How do you handle perceived failures within your work?
I'm always learning and as soon as I feel I'm in a good rhythm, things change. Change is a given and learning to embrace it is all you can really do. One thing I learned while working in digital product design is that the faster you can fail and learn from it, the better. Software can take a long time to design and build, so prototyping ideas is a smart way to test your assumptions and you can always refine further. Selling at in-person markets is great for getting new ideas out into the world even if they aren't polished and for getting feedback from customers. Some market days are duds in terms of sales, but there's always something positive that comes from it, like advertising your work or meeting a fellow artist. Figuring which designs are the 'losers' is an opportunity to either develop the idea further, or abandon and move on. Usually if I'm true to what I like, it guides me on the 'right' path. I've made designs I haven't loved as much as others and believe that this translates into selling my work. If I don't love it, it usually doesn't sell as well as other designs. There are also designs I love and people won't respond well to them until later. It's easy to give up on an idea too soon if it doesn't sell right away but it takes patience and perseverance, and maybe even some tweaking to get right. Sometimes time of year or the type of market makes a difference in what sells when. That moment when someone discovers a one-of-a-kind piece that's perfect for them or for a loved one makes it worth it.

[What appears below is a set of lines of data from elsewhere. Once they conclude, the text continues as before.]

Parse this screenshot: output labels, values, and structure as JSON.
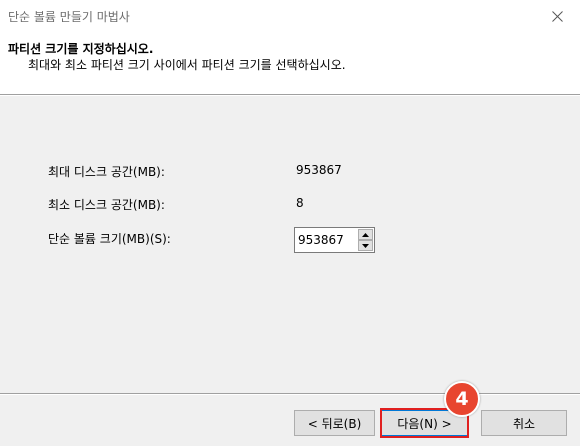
{
  "window": {
    "title": "단순 볼륨 만들기 마법사"
  },
  "header": {
    "title": "파티션 크기를 지정하십시오.",
    "subtitle": "최대와 최소 파티션 크기 사이에서 파티션 크기를 선택하십시오."
  },
  "fields": {
    "max_label": "최대 디스크 공간(MB):",
    "max_value": "953867",
    "min_label": "최소 디스크 공간(MB):",
    "min_value": "8",
    "size_label": "단순 볼륨 크기(MB)(S):",
    "size_value": "953867"
  },
  "buttons": {
    "back": "< 뒤로(B)",
    "next": "다음(N) >",
    "cancel": "취소"
  },
  "annotation": {
    "step": "4",
    "color": "#e8452f"
  },
  "icons": {
    "close": "close-icon",
    "spin_up": "arrow-up-icon",
    "spin_down": "arrow-down-icon"
  }
}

Tell us about the production process required to make a single product.
Collaged pieces are created from a mix of traditional techniques including Japanese braiding, sewing, embroidery, and beading. If I'm working on my woven earrings, I'll start by choosing colored threads and braid several strands in one sitting before moving onto hand sewing them into earrings. Braiding is meditative and relaxing and I work small, so the overall process is both soothing and meticulous, especially if beading is involved. Shopping for vintage fabrics is a big part of my process and inspire small batch, limited collections. I enjoy both the thrill of the hunt and rescuing fabrics and giving them a new life. I have a fairly large existing stash of fabric but also shop for supplies regularly at the Austin Creative Reuse; you never know what you'll find there. Sourcing materials locally helps keep costs down and feeds back into the local community. When I'm traveling always try to stop at antique shops to see what I can find. I believe designing within constraints helps create better designs because it forces you into different directions you may not have otherwise explored, so for me using existing materials and upcycling is a win-win.
What do you wish you knew before starting your own business?
I wish I would have talked to more artists of varying business sizes to see what options are out there in terms of making a living as a small business owner. Kind of like shadowing or a day-in-the-life. For example, people who make artisanal goods vs. handmade goods with higher volume production with employees. I've been able to gather information piecemeal over time, but of course it varies for everyone.
Instagram can be a blessing and a curse because you don't really know what's going on behind the scenes and it's easy to assume things. Some people are pretty great at divulging their experiences of blood, sweat, and tears, which is helpful!
Would you like to meet Ashley in-person? Come out to craftHER Market on April 14, 2019 at Fair Market and stop by her booth. Click here to learn more.